» **Work order**: Nothing in the records should differ when you write them out again.

» **Data**:

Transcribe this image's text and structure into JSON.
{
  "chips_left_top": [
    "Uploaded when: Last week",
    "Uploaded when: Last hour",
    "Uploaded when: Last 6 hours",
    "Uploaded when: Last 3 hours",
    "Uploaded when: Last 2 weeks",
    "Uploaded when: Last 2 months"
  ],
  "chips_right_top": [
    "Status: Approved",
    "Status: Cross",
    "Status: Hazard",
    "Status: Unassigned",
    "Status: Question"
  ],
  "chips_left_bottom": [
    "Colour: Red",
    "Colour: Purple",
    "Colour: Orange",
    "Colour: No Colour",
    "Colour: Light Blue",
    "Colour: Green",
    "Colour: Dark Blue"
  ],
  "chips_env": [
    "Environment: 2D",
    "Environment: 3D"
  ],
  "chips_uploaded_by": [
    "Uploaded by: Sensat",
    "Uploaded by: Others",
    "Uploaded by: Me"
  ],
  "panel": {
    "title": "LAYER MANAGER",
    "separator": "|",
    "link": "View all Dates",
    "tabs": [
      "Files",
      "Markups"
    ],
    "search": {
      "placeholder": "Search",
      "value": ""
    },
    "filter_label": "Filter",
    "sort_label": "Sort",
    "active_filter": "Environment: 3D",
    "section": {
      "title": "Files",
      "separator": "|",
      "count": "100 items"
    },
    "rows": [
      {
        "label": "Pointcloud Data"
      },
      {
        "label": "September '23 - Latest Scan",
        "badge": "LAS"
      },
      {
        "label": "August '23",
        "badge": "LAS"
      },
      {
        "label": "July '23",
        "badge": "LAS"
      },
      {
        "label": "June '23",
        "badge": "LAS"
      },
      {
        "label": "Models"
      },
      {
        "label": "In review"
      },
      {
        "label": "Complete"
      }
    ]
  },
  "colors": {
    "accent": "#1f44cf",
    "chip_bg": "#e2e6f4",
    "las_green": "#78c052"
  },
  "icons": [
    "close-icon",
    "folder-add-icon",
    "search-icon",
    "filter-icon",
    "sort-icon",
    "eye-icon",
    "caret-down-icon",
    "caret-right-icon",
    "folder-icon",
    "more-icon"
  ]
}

» **Answer box**:
Transcribe this image's text and structure into JSON.
{
  "chips_left_top": [
    "Uploaded when: Last week",
    "Uploaded when: Last hour",
    "Uploaded when: Last 6 hours",
    "Uploaded when: Last 3 hours",
    "Uploaded when: Last 2 weeks",
    "Uploaded when: Last 2 months"
  ],
  "chips_right_top": [
    "Status: Approved",
    "Status: Cross",
    "Status: Hazard",
    "Status: Unassigned",
    "Status: Question"
  ],
  "chips_left_bottom": [
    "Colour: Red",
    "Colour: Purple",
    "Colour: Orange",
    "Colour: No Colour",
    "Colour: Light Blue",
    "Colour: Green",
    "Colour: Dark Blue"
  ],
  "chips_env": [
    "Environment: 2D",
    "Environment: 3D"
  ],
  "chips_uploaded_by": [
    "Uploaded by: Sensat",
    "Uploaded by: Others",
    "Uploaded by: Me"
  ],
  "panel": {
    "title": "LAYER MANAGER",
    "separator": "|",
    "link": "View all Dates",
    "tabs": [
      "Files",
      "Markups"
    ],
    "search": {
      "placeholder": "Search",
      "value": ""
    },
    "filter_label": "Filter",
    "sort_label": "Sort",
    "active_filter": "Environment: 3D",
    "section": {
      "title": "Files",
      "separator": "|",
      "count": "100 items"
    },
    "rows": [
      {
        "label": "Pointcloud Data"
      },
      {
        "label": "September '23 - Latest Scan",
        "badge": "LAS"
      },
      {
        "label": "August '23",
        "badge": "LAS"
      },
      {
        "label": "July '23",
        "badge": "LAS"
      },
      {
        "label": "June '23",
        "badge": "LAS"
      },
      {
        "label": "Models"
      },
      {
        "label": "In review"
      },
      {
        "label": "Complete"
      }
    ]
  },
  "colors": {
    "accent": "#1f44cf",
    "chip_bg": "#e2e6f4",
    "las_green": "#78c052"
  },
  "icons": [
    "close-icon",
    "folder-add-icon",
    "search-icon",
    "filter-icon",
    "sort-icon",
    "eye-icon",
    "caret-down-icon",
    "caret-right-icon",
    "folder-icon",
    "more-icon"
  ]
}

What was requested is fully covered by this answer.